Which could, in all honesty, make it a really fun book, but I’ll be waiting to hear how fun it is instead of buying it first.
I, Vampire #1 (EH)
“For hundreds of years, vampire Andrew Stanton kept mankind safe from the horrors of the supernatural world, thanks to a truce he made with his ex-lover Mary, the Queen of the Damned. But now that truce has reached a bloody end and Andrew must do everything in his power to stop Mary and her dark forces from going on a killing spree – and she plans to start with the heroes of the DCU!”
Joshua Hale Fialkov is a mostly unknown writer. Andrea Sorrentino is a mostly unknown artist. I…Vampire is an all-but-forgotten series created by J.M. DeMatteis from 1983. So it’s hard to say with certainty what we’re in for with regard to this relaunch, entitled I, Vampire. I’m cautiously optimistic, based on the popularity of the original series, the synopsis, and some artwork that popped up a few weeks ago, but I wouldn’t go out and buy this right away, if I were you.
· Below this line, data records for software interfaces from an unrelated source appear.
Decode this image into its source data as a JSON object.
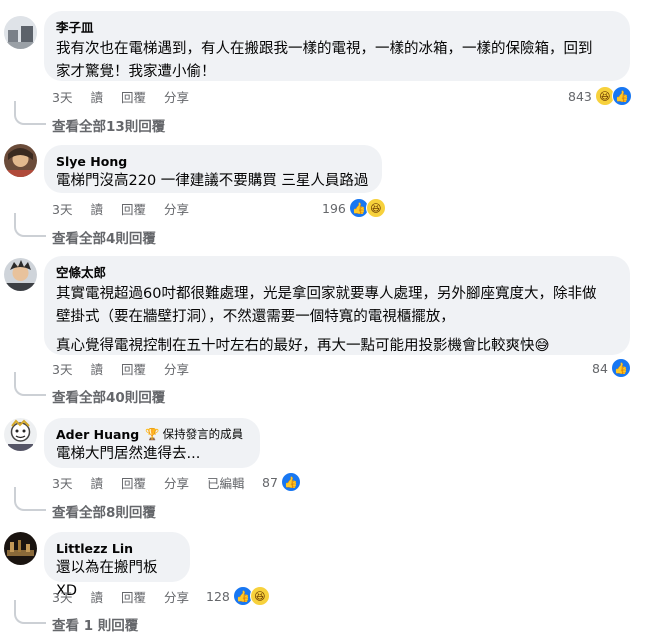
{
  "comments": [
    {
      "author": "李子皿",
      "text": "我有次也在電梯遇到，有人在搬跟我一樣的電視，一樣的冰箱，一樣的保險箱，回到\n家才驚覺！我家遭小偷！",
      "time": "3天",
      "read": "讀",
      "reply": "回覆",
      "share": "分享",
      "reaction_count": "843",
      "reactions": [
        "haha-icon",
        "like-icon"
      ],
      "view_replies": "查看全部13則回覆"
    },
    {
      "author": "Slye Hong",
      "text": "電梯門沒高220 一律建議不要購買 三星人員路過",
      "time": "3天",
      "read": "讀",
      "reply": "回覆",
      "share": "分享",
      "reaction_count": "196",
      "reactions": [
        "like-icon",
        "haha-icon"
      ],
      "view_replies": "查看全部4則回覆"
    },
    {
      "author": "空條太郎",
      "text": "其實電視超過60吋都很難處理，光是拿回家就要專人處理，另外腳座寬度大，除非做\n壁掛式（要在牆壁打洞），不然還需要一個特寬的電視櫃擺放，",
      "text2": "真心覺得電視控制在五十吋左右的最好，再大一點可能用投影機會比較爽快😅",
      "time": "3天",
      "read": "讀",
      "reply": "回覆",
      "share": "分享",
      "reaction_count": "84",
      "reactions": [
        "like-icon"
      ],
      "view_replies": "查看全部40則回覆"
    },
    {
      "author": "Ader Huang",
      "badge": "保持發言的成員",
      "text": "電梯大門居然進得去...",
      "time": "3天",
      "read": "讀",
      "reply": "回覆",
      "share": "分享",
      "edited": "已編輯",
      "reaction_count": "87",
      "reactions": [
        "like-icon"
      ],
      "view_replies": "查看全部8則回覆"
    },
    {
      "author": "Littlezz Lin",
      "text": "還以為在搬門板XD",
      "time": "3天",
      "read": "讀",
      "reply": "回覆",
      "share": "分享",
      "reaction_count": "128",
      "reactions": [
        "like-icon",
        "haha-icon"
      ],
      "view_replies": "查看 1 則回覆"
    }
  ]
}
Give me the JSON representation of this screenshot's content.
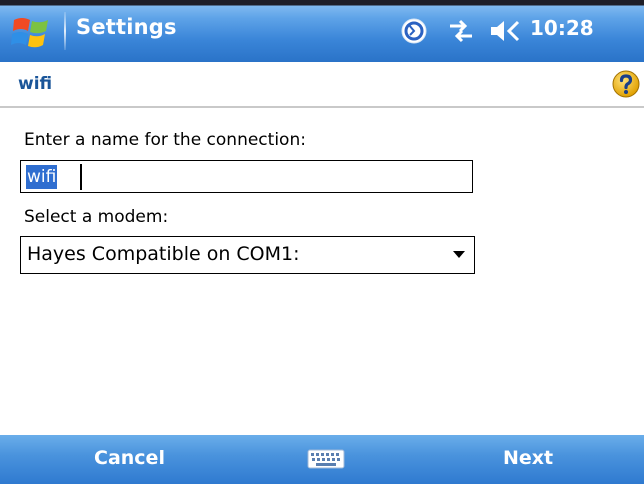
{
  "titlebar": {
    "app_title": "Settings",
    "time": "10:28",
    "icons": [
      "windows-start-icon",
      "sync-icon",
      "connectivity-icon",
      "speaker-icon"
    ]
  },
  "header": {
    "page_title": "wifi",
    "help_icon": "help-icon"
  },
  "form": {
    "name_label": "Enter a name for the connection:",
    "name_value": "wifi",
    "modem_label": "Select a modem:",
    "modem_value": "Hayes Compatible on COM1:"
  },
  "softkeys": {
    "left": "Cancel",
    "right": "Next",
    "center_icon": "keyboard-icon"
  },
  "colors": {
    "titlebar": "#3a85d8",
    "page_title": "#1a5599",
    "selection": "#2f6ed0",
    "softbar": "#4a93dd"
  }
}
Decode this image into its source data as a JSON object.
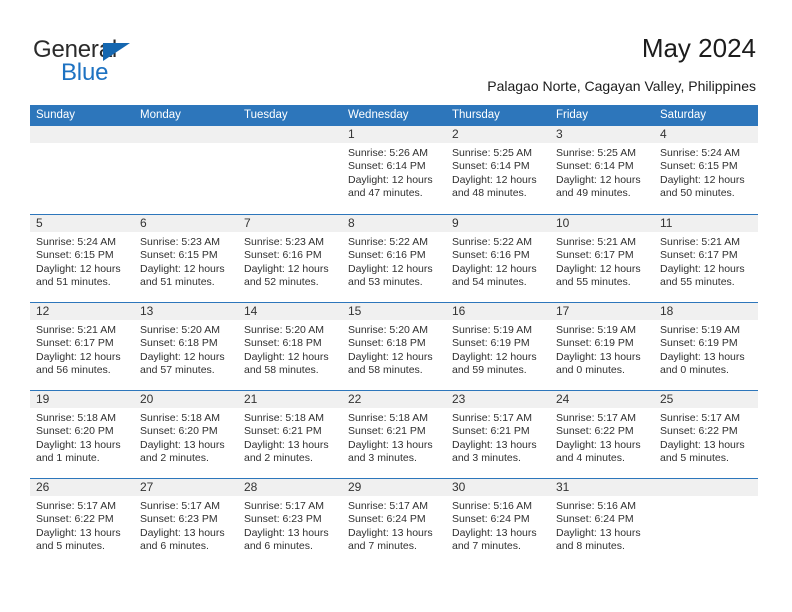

Wait for critical/consumer response before you put your money down.
Justice League Dark #1 (BUY)
“The witch known as The Enchantress has gone mad, unleashing forces that not even the combined powers of Superman, Batman, Wonder Woman and Cyborg can stop. And if those heroes can’t handle the job, who will stand against this mystical madness? Shade the Changing Man, Madame Xanadu, Deadman, Zatanna and John Constantine may be our only hope – but how can we put our trust in beings whose very presence makes ordinary people break out in a cold sweat?”
DC could have also called this book Justice League Vertigo or Vertigo League or Vertigo Force 5, because that’s precisely what we’re getting. For those fans worried about the stupid name, don’t fret – that’s pure branding right there. I can’t imagine the characters of John Constantine, Zatanna, Madame Zanadu, Deadman, and Shade the Changing Man ever using the words “Justice League” to describe themselves, let alone “Justice League Dark.”
After Action Comics, this may very well be my most highly-anticipated title of The New 52. I’m hoping Peter Milligan and up-and-comer Mikel Janin take this concept to town, because it deserves to be as creatively crazy as possible. Frankly, September 28th can’t come soon enough.